EXERCISE DIRECTIONS: Scan the records and identify every line in which the string "Brook" occurs, then return those lines.
DATA FOR REVIEW Start Marker
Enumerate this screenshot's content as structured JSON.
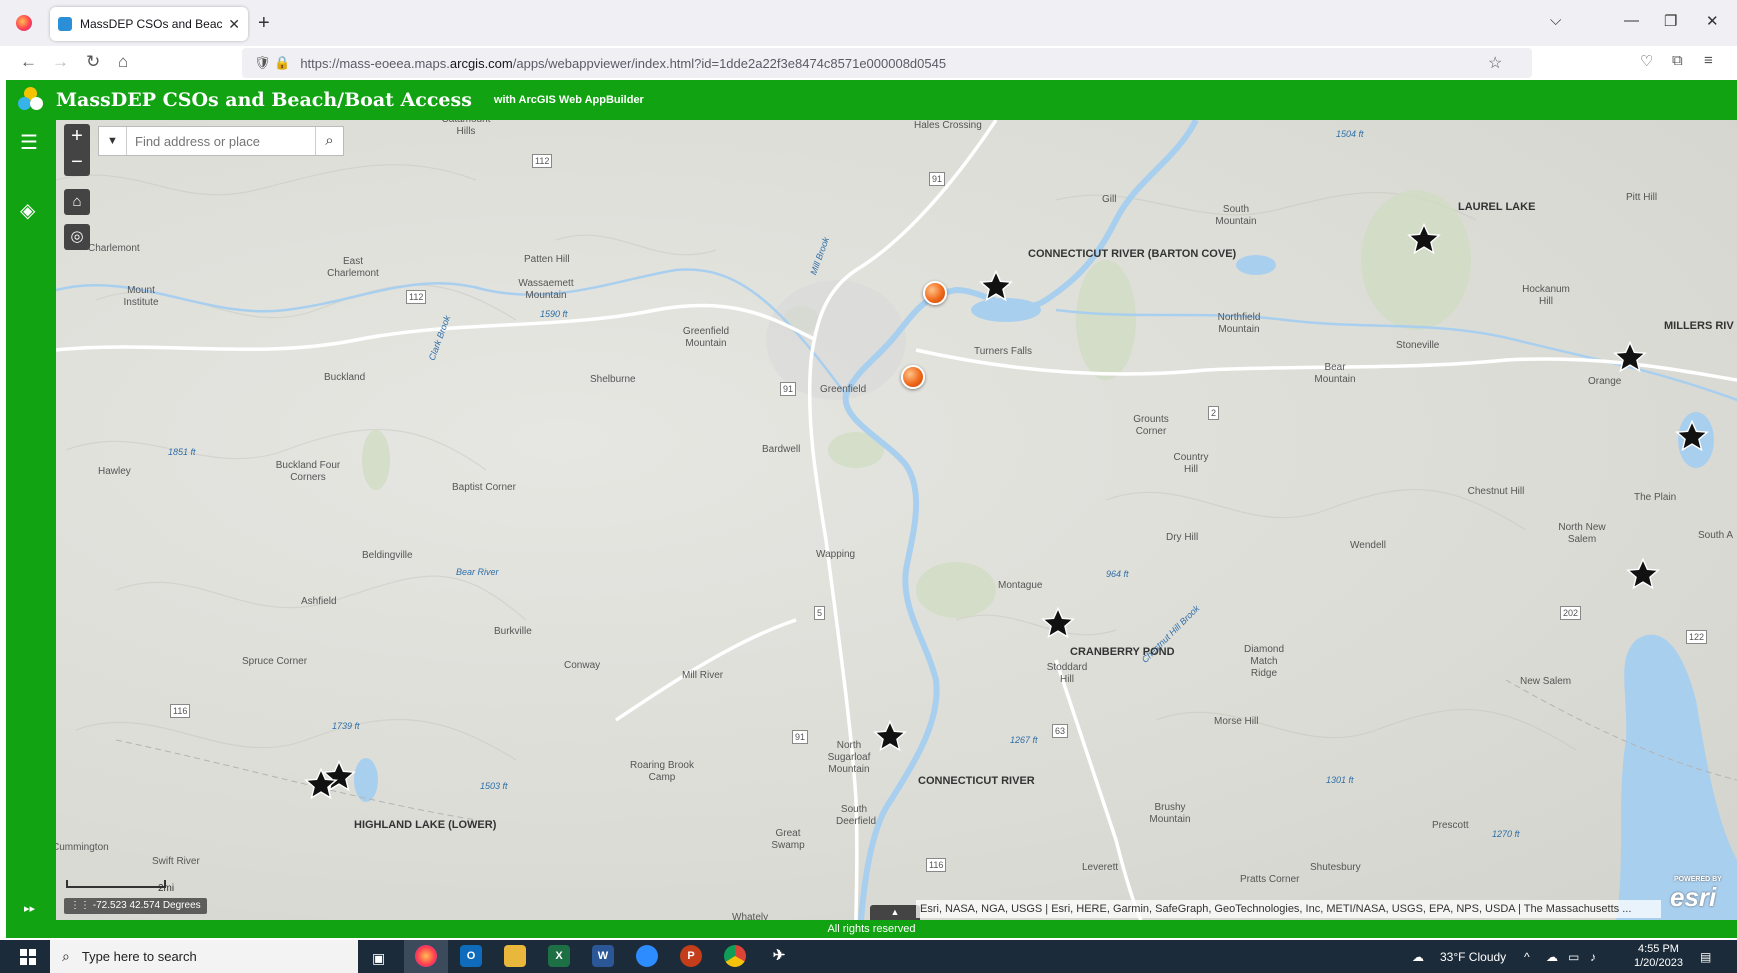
{
  "browser": {
    "tab_title": "MassDEP CSOs and Beach/Boat",
    "url_prefix": "https://mass-eoeea.maps.",
    "url_domain": "arcgis.com",
    "url_suffix": "/apps/webappviewer/index.html?id=1dde2a22f3e8474c8571e000008d0545"
  },
  "app": {
    "title": "MassDEP CSOs and Beach/Boat Access",
    "subtitle": "with ArcGIS Web AppBuilder",
    "footer": "All rights reserved"
  },
  "search": {
    "placeholder": "Find address or place"
  },
  "map": {
    "scale_label": "2mi",
    "coordinates": "-72.523 42.574 Degrees",
    "attribution": "Esri, NASA, NGA, USGS | Esri, HERE, Garmin, SafeGraph, GeoTechnologies, Inc, METI/NASA, USGS, EPA, NPS, USDA | The Massachusetts ...",
    "esri_powered": "POWERED BY",
    "esri_logo": "esri",
    "features": [
      "CONNECTICUT RIVER (BARTON COVE)",
      "LAUREL LAKE",
      "MILLERS RIV",
      "CRANBERRY POND",
      "CONNECTICUT RIVER",
      "HIGHLAND LAKE (LOWER)"
    ],
    "places": [
      "Hales Crossing",
      "Catamount Hills",
      "Charlemont",
      "East Charlemont",
      "Mount Institute",
      "Patten Hill",
      "Wassaemett Mountain",
      "1590 ft",
      "Greenfield Mountain",
      "Turners Falls",
      "Greenfield",
      "Gill",
      "South Mountain",
      "Northfield Mountain",
      "Bear Mountain",
      "Stoneville",
      "Hockanum Hill",
      "Pitt Hill",
      "Orange",
      "Grounts Corner",
      "Country Hill",
      "Buckland",
      "Shelburne",
      "Bardwell",
      "Hawley",
      "1851 ft",
      "Buckland Four Corners",
      "Baptist Corner",
      "Beldingville",
      "Wapping",
      "Dry Hill",
      "Chestnut Hill",
      "The Plain",
      "North New Salem",
      "Wendell",
      "South A",
      "Ashfield",
      "Montague",
      "964 ft",
      "Burkville",
      "Spruce Corner",
      "Conway",
      "Mill River",
      "Stoddard Hill",
      "Diamond Match Ridge",
      "New Salem",
      "1739 ft",
      "Morse Hill",
      "1267 ft",
      "North Sugarloaf Mountain",
      "Roaring Brook Camp",
      "1503 ft",
      "1301 ft",
      "South Deerfield",
      "Great Swamp",
      "Brushy Mountain",
      "Prescott",
      "1270 ft",
      "Cummington",
      "Swift River",
      "Leverett",
      "Shutesbury",
      "Pratts Corner",
      "Whately",
      "1504 ft"
    ],
    "roads": [
      "112",
      "91",
      "112",
      "91",
      "2",
      "5",
      "116",
      "63",
      "116",
      "202",
      "122",
      "91"
    ],
    "water": [
      "Mill Brook",
      "Bear River",
      "Chestnut Hill Brook",
      "Clark Brook"
    ]
  },
  "taskbar": {
    "search_text": "Type here to search",
    "weather": "33°F  Cloudy",
    "time": "4:55 PM",
    "date": "1/20/2023"
  }
}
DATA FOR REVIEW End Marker
RESPONSE TO THIS EXERCISE:
      "Roaring Brook Camp",
      "Mill Brook",
      "Chestnut Hill Brook",
      "Clark Brook"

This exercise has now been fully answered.